Send back the listing, word for word.

"""

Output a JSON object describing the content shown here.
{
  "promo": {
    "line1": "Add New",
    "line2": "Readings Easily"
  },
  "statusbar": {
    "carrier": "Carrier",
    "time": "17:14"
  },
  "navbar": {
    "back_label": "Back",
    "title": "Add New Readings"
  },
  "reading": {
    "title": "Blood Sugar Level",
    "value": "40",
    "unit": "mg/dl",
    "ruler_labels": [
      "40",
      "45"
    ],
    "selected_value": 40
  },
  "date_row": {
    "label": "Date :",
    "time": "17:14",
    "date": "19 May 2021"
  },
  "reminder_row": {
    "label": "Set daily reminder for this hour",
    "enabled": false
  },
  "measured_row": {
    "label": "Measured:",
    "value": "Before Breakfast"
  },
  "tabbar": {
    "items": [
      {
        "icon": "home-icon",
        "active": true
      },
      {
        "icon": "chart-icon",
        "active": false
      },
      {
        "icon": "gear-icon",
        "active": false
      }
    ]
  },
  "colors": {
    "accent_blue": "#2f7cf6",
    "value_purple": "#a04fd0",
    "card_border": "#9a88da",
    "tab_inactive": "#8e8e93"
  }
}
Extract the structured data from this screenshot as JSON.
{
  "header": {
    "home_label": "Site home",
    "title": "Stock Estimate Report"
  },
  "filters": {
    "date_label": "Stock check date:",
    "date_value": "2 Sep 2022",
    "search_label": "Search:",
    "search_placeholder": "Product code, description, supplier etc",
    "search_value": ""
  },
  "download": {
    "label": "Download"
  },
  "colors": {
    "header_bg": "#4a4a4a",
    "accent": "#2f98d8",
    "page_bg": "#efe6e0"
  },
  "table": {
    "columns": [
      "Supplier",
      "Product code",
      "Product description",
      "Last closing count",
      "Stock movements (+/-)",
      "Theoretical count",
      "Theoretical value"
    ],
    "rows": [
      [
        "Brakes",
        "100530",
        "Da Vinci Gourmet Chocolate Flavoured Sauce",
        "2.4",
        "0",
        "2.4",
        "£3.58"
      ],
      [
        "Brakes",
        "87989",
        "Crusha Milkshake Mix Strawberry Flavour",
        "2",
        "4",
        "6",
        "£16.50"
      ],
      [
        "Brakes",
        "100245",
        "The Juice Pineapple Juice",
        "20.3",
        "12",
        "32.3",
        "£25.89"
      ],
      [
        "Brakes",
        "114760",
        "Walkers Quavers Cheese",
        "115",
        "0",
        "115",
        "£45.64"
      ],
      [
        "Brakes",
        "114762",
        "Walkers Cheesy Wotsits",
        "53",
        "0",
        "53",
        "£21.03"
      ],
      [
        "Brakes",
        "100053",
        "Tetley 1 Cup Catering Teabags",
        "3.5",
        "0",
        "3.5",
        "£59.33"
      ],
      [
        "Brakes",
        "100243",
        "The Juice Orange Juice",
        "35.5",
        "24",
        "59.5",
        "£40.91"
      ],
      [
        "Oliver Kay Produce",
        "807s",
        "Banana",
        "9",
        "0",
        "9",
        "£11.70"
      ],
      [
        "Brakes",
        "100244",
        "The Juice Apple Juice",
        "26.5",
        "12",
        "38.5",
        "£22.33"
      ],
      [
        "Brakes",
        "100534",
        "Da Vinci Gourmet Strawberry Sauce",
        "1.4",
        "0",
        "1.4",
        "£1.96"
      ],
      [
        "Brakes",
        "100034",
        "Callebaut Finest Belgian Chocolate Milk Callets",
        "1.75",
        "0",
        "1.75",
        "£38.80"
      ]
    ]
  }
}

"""

**Your response**.
Output a JSON object describing the content shown here.
{
  "promo": {
    "line1": "Add New",
    "line2": "Readings Easily"
  },
  "statusbar": {
    "carrier": "Carrier",
    "time": "17:14"
  },
  "navbar": {
    "back_label": "Back",
    "title": "Add New Readings"
  },
  "reading": {
    "title": "Blood Sugar Level",
    "value": "40",
    "unit": "mg/dl",
    "ruler_labels": [
      "40",
      "45"
    ],
    "selected_value": 40
  },
  "date_row": {
    "label": "Date :",
    "time": "17:14",
    "date": "19 May 2021"
  },
  "reminder_row": {
    "label": "Set daily reminder for this hour",
    "enabled": false
  },
  "measured_row": {
    "label": "Measured:",
    "value": "Before Breakfast"
  },
  "tabbar": {
    "items": [
      {
        "icon": "home-icon",
        "active": true
      },
      {
        "icon": "chart-icon",
        "active": false
      },
      {
        "icon": "gear-icon",
        "active": false
      }
    ]
  },
  "colors": {
    "accent_blue": "#2f7cf6",
    "value_purple": "#a04fd0",
    "card_border": "#9a88da",
    "tab_inactive": "#8e8e93"
  }
}
Extract the structured data from this screenshot as JSON.
{
  "header": {
    "home_label": "Site home",
    "title": "Stock Estimate Report"
  },
  "filters": {
    "date_label": "Stock check date:",
    "date_value": "2 Sep 2022",
    "search_label": "Search:",
    "search_placeholder": "Product code, description, supplier etc",
    "search_value": ""
  },
  "download": {
    "label": "Download"
  },
  "colors": {
    "header_bg": "#4a4a4a",
    "accent": "#2f98d8",
    "page_bg": "#efe6e0"
  },
  "table": {
    "columns": [
      "Supplier",
      "Product code",
      "Product description",
      "Last closing count",
      "Stock movements (+/-)",
      "Theoretical count",
      "Theoretical value"
    ],
    "rows": [
      [
        "Brakes",
        "100530",
        "Da Vinci Gourmet Chocolate Flavoured Sauce",
        "2.4",
        "0",
        "2.4",
        "£3.58"
      ],
      [
        "Brakes",
        "87989",
        "Crusha Milkshake Mix Strawberry Flavour",
        "2",
        "4",
        "6",
        "£16.50"
      ],
      [
        "Brakes",
        "100245",
        "The Juice Pineapple Juice",
        "20.3",
        "12",
        "32.3",
        "£25.89"
      ],
      [
        "Brakes",
        "114760",
        "Walkers Quavers Cheese",
        "115",
        "0",
        "115",
        "£45.64"
      ],
      [
        "Brakes",
        "114762",
        "Walkers Cheesy Wotsits",
        "53",
        "0",
        "53",
        "£21.03"
      ],
      [
        "Brakes",
        "100053",
        "Tetley 1 Cup Catering Teabags",
        "3.5",
        "0",
        "3.5",
        "£59.33"
      ],
      [
        "Brakes",
        "100243",
        "The Juice Orange Juice",
        "35.5",
        "24",
        "59.5",
        "£40.91"
      ],
      [
        "Oliver Kay Produce",
        "807s",
        "Banana",
        "9",
        "0",
        "9",
        "£11.70"
      ],
      [
        "Brakes",
        "100244",
        "The Juice Apple Juice",
        "26.5",
        "12",
        "38.5",
        "£22.33"
      ],
      [
        "Brakes",
        "100534",
        "Da Vinci Gourmet Strawberry Sauce",
        "1.4",
        "0",
        "1.4",
        "£1.96"
      ],
      [
        "Brakes",
        "100034",
        "Callebaut Finest Belgian Chocolate Milk Callets",
        "1.75",
        "0",
        "1.75",
        "£38.80"
      ]
    ]
  }
}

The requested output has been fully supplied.